That is 1.2 million more people than in 2003.

And hospital wait times are coming down. Ontario has the shortest

wait times in Canada.

Together with Ontarians, we have chosen to build a strong public

health care system that helps care for our families, improves our

quality of life and increases our competitiveness.

We choose to keep protecting and improving our quality of life.

That is why the 2011 Budget announces

additional funding of $15 million

over three years to provide 90,000

more breast cancer screening exams,

expanding current screening to reach

more women who are at high risk.

Better Health Care

Mr. Speaker, mental health and addiction problems affect people

during many stages of life.

One out of five Ontarians will experience some form of mental illness.

It touches all of our families.

We will do more to help.

We are introducing a comprehensive Mental Health and Addictions


At the outset, our focus will be on children and youth.

By 2013-14, funding to support the strategy will grow to

$93 million per year.

Mr. Speaker, as our population grows and ages, it is important that

we continue to build strong health care services.

Beginning in April, more pharmacy services and support will

be available to people covered under the Ontario Drug Benefit

Program, including seniors.

That means more people will get the hands-on support and

followup help they need.

And, Mr. Speaker, we know that Ontarians want their federal and

provincial governments to work together to improve health care.

They want us to focus relentlessly on improvements to our publicly

funded health care system.

And they want us to ensure that Ottawa pays its share of our most

important national program.

That is what Ontarians accomplished together when the last deal

was signed in 2004.

So we will continue to ensure Ontario is treated fairly when the

Health Accord comes up for renewal.

Mr. Speaker, the choices that we have made to build a stronger

economy and protect our vital services have been guided by

the facts.

The fact is, our economy is growing.

The fact is, businesses are investing and creating jobs.

The fact is, more and more people who lost their jobs during

the recession are now finding work.

Ontario is turning the corner to a better tomorrow.

Our plan to help Ontarians through the recession and build for

the future is working.

Those are the facts.

Now, we need to face another fact confronting all governments -

the reality of slower global economic growth and a deficit.

We need to move forward by making the same kinds of

prudent, balanced choices we have made in the past.

So I am introducing a budget that supports job creation.

It will continue the necessary work we have already

undertaken to eliminate the deficit.

At the same time, we are choosing to protect education.

We are choosing to protect our children's schools and

make room for all our four- and five-year-olds in full-day



We will protect our economy and our workers by making

room for the growing number of young Ontarians who are

choosing a postsecondary education.

We will continue to build a strong health care system for our

seniors and young people.

We will continue to make the same kinds of choices Ontarians

are making for themselves.

We will continue tackling the deficit while we protect the

services that people rely on.

Mr. Speaker, Ontario is turning the corner and we will

continue to build a stronger Ontario.

I am proud of those choices and proud of our plan.

I know I speak for all my colleagues when I say we are more

passionate about building that future today than we have

ever been.

We are delivering a plan that leads to real progress -

not progress for its own sake.

Progress with a purpose - a better tomorrow and a great

future for our children and our grandchildren.

Thank you, Mr. Speaker.

Report an error

The Globe invites you to share your views.
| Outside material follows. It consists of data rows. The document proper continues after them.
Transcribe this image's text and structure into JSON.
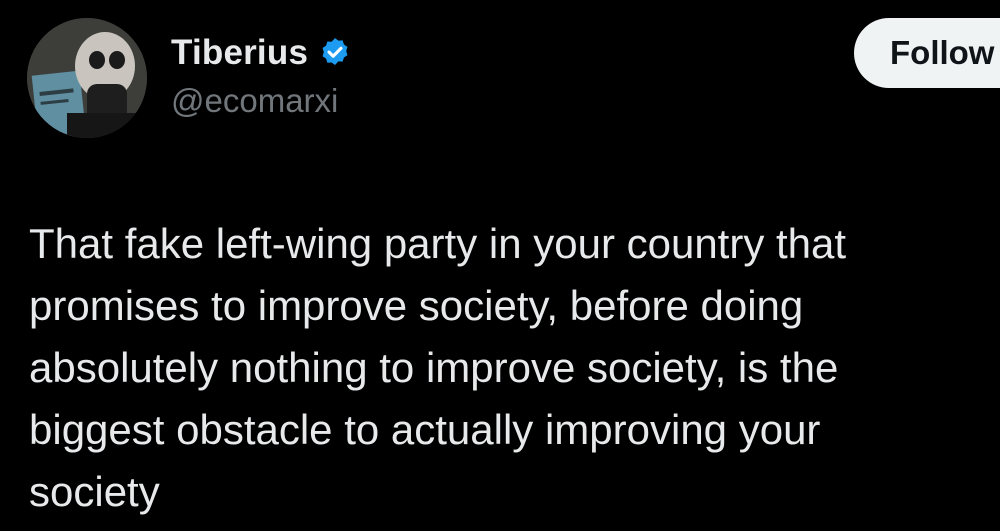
{
  "author": {
    "display_name": "Tiberius",
    "handle": "@ecomarxi",
    "verified_icon": "verified-badge-icon",
    "avatar_icon": "avatar-image"
  },
  "actions": {
    "follow_label": "Follow"
  },
  "tweet": {
    "lines": [
      "That fake left-wing party in your country that",
      "promises to improve society, before doing",
      "absolutely nothing to improve society, is the",
      "biggest obstacle to actually improving your",
      "society"
    ]
  },
  "colors": {
    "background": "#000000",
    "primary_text": "#e7e9ea",
    "secondary_text": "#71767b",
    "verified_blue": "#1d9bf0",
    "follow_bg": "#eff3f4",
    "follow_text": "#0f1419"
  }
}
Please stay on topic and be respectful to everyone. For more information on our commenting policies and how our community-based moderation works, please read our Community Guidelines and our Terms and Conditions.

We’ve made some technical updates to our commenting software. If you are experiencing any issues posting comments, simply log out and log back in.

Discussion loading… ✨